He likes the idea and said Maple Ridge isn’t resisting it.

“It was part of the discussion when we did the upgrades of [council] chambers and maybe that’s the next step.”

Maple Ridge posts videos of its council and committee meetings two or three days after they take place, depending on staff workload.

Shaw Cable shows tapes of council meetings on the following Saturday and Monday.

Council workshops, which take place in the smaller Blaney Room on Monday mornings, are usually the centre of more lively debate and during which voting also takes place, but are neither taped nor livestreamed.

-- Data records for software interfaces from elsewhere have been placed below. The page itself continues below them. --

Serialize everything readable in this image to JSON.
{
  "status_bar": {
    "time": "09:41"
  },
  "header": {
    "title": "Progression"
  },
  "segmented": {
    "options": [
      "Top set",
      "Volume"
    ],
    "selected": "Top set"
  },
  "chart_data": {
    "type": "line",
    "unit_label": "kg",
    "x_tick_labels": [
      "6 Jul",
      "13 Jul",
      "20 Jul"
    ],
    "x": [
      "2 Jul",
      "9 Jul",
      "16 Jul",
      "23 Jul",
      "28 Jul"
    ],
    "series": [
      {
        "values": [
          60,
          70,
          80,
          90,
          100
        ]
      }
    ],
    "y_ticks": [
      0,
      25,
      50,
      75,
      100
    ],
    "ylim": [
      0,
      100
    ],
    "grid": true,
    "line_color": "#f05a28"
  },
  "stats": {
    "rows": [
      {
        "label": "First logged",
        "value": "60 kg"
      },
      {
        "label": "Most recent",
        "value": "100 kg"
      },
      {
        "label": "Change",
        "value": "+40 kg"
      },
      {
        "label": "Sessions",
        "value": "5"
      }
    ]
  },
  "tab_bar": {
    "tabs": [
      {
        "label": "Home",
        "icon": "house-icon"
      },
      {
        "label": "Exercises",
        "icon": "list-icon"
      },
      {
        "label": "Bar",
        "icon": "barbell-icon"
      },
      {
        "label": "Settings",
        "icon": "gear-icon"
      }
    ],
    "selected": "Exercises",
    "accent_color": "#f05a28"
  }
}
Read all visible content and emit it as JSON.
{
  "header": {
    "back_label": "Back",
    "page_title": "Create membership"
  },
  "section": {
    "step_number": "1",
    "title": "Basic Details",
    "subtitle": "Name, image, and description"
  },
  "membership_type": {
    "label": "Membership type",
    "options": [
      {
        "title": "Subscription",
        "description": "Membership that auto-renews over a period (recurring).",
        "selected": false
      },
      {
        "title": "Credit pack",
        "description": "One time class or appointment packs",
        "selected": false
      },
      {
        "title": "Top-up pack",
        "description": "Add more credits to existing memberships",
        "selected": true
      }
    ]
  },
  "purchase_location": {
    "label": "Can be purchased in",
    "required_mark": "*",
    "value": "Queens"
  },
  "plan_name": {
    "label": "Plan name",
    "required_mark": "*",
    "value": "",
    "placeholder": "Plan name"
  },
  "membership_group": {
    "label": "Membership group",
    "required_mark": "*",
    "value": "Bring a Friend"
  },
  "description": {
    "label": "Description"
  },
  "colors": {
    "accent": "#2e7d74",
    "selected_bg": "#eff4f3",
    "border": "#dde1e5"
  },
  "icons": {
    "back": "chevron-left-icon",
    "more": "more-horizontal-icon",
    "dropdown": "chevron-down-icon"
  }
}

“Just to do it for the sake of putting it up there and the quality is grainy … or the sound’s not great, that doesn’t do any good either,” Daykin said.

Council’s regular chambers have a good sound system, but “to get that similar capability in the Blaney Room, I don’t know.”

Staff are looking at equipping the Blaney Room with microphones, although council voted down a motion in November by Coun. Corisa Bell to move workshops to council chambers until sound equipment is installed in the former.

The district’s policy on recording council meetings drew controversy last year when the district edited a June committee meeting video because of what it called privacy issues.

Bell favours livestreaming of meetings.

“We should just be implementing it,” she said.

People might become more engaged in politics if they had the ability to participate, she added.

Bell also wants workshop meetings livestreamed or recorded.

“I don’t understand why would you not want to have the meetings recorded.”

In the meantime, she is recording workshops on her cellphone. Some councillors initially objected to that.

“People say all sorts of stuff at workshop,” said Bell. “By the time you get to council, it’s all filtered. It’s very important the public understands what happens at workshop.”

Politicians should be held accountable for what they say, which is difficult if there is no recording of the meeting and minutes record only the voting decisions, Bell added.

In Pitt Meadows, livestreaming council meetings has occurred since 2009, using the video feed from Shaw Cable.

“We’ve been doing it for a while,” said Pitt Meadows Mayor Deb Walters.

“I think it’s great because then people can watch council whenever they want to.”

Councillors were a bit apprehensive at first, she noted, but then councillors are in front of the Shaw cameras anyways.

“Allowing people access to our meetings I think is a good thing.

“I think it’s the wave of the future and I’m really surprised municipalities are not jumping on board. Allowing people access to our meetings, as long as it’s not in-camera, I think is a good thing.”

The city is also looking at using a webcam to broadcast its meetings, and live stream its committee meetings.

Port Coquitlam, Port Moody, Coquitlam, Abbotsford, Surrey, the city and district of North Vancouver, Langley city and township, Chilliwack, Burnaby and Vancouver all livestream their council meetings.